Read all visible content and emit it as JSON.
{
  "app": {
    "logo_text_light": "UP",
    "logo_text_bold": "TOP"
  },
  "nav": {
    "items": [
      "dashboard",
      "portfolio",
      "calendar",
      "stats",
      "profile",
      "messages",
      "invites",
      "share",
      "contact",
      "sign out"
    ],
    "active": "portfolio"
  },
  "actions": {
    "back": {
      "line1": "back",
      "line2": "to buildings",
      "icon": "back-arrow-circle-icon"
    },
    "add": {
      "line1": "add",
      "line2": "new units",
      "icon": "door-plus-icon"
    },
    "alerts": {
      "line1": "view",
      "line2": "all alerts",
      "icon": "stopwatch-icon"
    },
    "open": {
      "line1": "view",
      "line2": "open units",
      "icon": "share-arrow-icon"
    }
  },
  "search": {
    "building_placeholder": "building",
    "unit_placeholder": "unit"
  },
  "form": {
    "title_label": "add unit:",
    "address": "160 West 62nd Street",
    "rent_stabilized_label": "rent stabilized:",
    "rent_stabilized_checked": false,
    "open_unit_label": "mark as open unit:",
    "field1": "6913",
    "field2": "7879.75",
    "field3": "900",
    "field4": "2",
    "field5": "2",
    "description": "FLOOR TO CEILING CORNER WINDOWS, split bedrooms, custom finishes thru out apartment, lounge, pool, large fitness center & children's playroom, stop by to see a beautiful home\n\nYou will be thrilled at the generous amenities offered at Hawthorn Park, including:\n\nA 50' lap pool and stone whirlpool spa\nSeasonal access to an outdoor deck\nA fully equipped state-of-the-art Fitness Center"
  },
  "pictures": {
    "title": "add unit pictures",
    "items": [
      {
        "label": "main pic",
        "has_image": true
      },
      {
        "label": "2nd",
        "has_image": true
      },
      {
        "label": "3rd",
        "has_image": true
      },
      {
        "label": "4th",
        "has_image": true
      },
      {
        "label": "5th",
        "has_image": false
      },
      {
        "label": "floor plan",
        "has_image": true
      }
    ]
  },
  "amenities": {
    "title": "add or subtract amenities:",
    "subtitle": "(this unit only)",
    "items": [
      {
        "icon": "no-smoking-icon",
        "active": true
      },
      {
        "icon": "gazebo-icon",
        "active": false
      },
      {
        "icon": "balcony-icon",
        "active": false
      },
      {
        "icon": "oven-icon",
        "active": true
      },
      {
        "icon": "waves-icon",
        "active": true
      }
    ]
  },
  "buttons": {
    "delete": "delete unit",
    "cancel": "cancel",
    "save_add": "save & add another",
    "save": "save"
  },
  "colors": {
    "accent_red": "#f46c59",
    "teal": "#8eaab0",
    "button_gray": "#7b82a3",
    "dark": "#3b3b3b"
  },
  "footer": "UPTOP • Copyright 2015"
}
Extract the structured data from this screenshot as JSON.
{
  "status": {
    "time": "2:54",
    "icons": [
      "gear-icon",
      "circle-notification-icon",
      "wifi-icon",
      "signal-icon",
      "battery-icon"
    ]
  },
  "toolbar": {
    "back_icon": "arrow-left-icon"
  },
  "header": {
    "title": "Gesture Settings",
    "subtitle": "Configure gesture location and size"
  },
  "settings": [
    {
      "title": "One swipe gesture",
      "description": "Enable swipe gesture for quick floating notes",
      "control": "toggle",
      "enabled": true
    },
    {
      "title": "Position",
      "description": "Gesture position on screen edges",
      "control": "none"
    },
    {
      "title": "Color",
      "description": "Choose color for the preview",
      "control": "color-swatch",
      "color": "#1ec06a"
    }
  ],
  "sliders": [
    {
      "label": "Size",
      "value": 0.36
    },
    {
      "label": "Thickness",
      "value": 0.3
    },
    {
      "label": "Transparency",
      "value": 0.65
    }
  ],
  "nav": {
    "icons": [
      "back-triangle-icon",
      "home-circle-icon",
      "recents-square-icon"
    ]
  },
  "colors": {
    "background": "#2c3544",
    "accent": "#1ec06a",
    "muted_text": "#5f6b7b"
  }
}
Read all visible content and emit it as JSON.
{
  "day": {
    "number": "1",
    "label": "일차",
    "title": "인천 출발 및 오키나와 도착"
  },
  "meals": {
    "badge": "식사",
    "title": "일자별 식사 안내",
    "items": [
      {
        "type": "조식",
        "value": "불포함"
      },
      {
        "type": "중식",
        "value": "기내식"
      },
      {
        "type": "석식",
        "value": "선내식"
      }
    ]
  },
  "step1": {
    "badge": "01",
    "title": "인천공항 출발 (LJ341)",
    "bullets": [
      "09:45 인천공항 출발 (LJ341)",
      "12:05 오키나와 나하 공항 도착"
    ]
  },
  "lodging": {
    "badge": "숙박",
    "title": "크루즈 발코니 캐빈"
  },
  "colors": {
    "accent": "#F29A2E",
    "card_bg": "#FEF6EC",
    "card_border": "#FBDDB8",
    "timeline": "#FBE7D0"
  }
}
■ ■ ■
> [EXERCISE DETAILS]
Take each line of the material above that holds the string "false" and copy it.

> [EXPECTED OUTPUT]
    "rent_stabilized_checked": false,
        "has_image": false
        "active": false
        "active": false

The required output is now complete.